The Supreme Court’s ruling came in a case brought by Appalachian Mountain Advocates on behalf of Bryan and Doris McCurdy. Mountain Valley Pipeline threatened to sue the McCurdys after they refused to allow the pipeline company to survey their homeplace in Monroe County, West Virginia. Appalachian Mountain Advocates helped the McCurdys sue Mountain Valley Pipeline first to keep the company from trespassing on their property. They argued that state law prohibits the pipeline company from setting foot on McCurdy’s property without their permission unless the pipeline company first showed that its pipeline would be for public use.
Mountain Valley Pipeline could not make that showing because no West Virginians will use the gas transported through the pipeline.

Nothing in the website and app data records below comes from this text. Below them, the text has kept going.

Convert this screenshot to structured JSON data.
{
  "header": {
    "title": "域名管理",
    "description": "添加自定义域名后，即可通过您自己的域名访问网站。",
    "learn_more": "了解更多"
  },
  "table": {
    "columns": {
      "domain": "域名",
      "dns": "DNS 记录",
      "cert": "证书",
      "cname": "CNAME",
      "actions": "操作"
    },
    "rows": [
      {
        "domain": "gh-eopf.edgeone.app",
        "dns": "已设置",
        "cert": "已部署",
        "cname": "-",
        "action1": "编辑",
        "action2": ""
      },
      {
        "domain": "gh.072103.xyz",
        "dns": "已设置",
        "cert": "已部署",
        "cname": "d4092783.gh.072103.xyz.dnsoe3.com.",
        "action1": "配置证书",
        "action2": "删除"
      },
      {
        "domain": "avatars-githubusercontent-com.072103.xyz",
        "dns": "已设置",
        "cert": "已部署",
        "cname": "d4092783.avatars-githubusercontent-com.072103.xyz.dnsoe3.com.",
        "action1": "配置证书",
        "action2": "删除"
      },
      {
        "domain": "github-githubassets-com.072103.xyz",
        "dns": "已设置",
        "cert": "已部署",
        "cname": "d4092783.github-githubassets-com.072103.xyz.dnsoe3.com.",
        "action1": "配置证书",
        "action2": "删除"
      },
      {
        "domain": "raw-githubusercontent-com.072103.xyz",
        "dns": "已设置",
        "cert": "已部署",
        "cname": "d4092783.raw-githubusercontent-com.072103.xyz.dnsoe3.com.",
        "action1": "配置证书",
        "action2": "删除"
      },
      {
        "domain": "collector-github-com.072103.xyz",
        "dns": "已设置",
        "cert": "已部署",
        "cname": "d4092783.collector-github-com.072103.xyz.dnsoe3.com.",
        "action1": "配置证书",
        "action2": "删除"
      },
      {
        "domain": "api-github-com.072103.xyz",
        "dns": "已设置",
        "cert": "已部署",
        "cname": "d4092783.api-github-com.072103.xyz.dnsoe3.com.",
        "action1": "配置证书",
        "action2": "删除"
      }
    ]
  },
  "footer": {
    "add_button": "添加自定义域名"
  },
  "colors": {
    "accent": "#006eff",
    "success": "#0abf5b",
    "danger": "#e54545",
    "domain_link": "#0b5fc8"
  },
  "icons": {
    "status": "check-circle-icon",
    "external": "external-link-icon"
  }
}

Appalachian Mountain Advocates represented the McCurdys when they won in the trial court in 2015. The pipeline company later appealed this decision to the West Virginia Supreme Court of Appeals. On November 15, 2016, the West Virginia Supreme Court affirmed the trial court’s ruling, and held that the Mountain Valley Pipeline is not for public use by West Virginians.
“This is a great day for private property rights in West Virginia,” said Derek Teaney, Senior Attorney with Appalachian Mountain Advocates, who represented the McCurdys in their case against Mountain Valley Pipeline. “This ruling vindicates the rights of landowners in the path of this ill-advised pipeline and shows that private companies cannot bully West Virginians into allowing them onto their property without their permission.”
The Mountain Valley Pipeline would transport fracked natural gas over 300 miles from northwestern West Virginia to southern Virginia to connect to the Transco Pipeline, a mega-pipeline that ships gas to burn in the Southeast. The pipeline would be 42 inches in diameter (by comparison, Keystone XL would have been just 36 inches).
Mountain Valley Pipeline Project Threatens Ecosystems and Landscape of Virginia and West Virginia By Jordan A. Bowman | Nov 18, 2016
The Appalachian Trail Conservancy (ATC) is strongly opposed to the proposed Mountain Valley Pipeline project, which would detract significantly from the scenic landscape of the Appalachian Trail (A.T.), produce irreversible damage to local ecosystems, and potentially lead to millions of dollars in lost revenue for communities that rely on outdoor recreation-based tourism.
The ATC has a history of working with various industries to ensure that the energy needs of the public are met while simultaneously preserving the beauty of the Appalachian Mountains and the unique hiking experience that the A.T. provides.
However, after studying the woefully inaccurateDraft Environmental Impact Statement (DEIS)for the proposed Mountain Valley Pipeline and witnessing the inadequacies of the environmental compliance process initiated by the Federal Energy Regulatory Commission (FERC), we feel the proposed Mountain Valley Pipeline threatens the A.T. on an unprecedented scale. Continue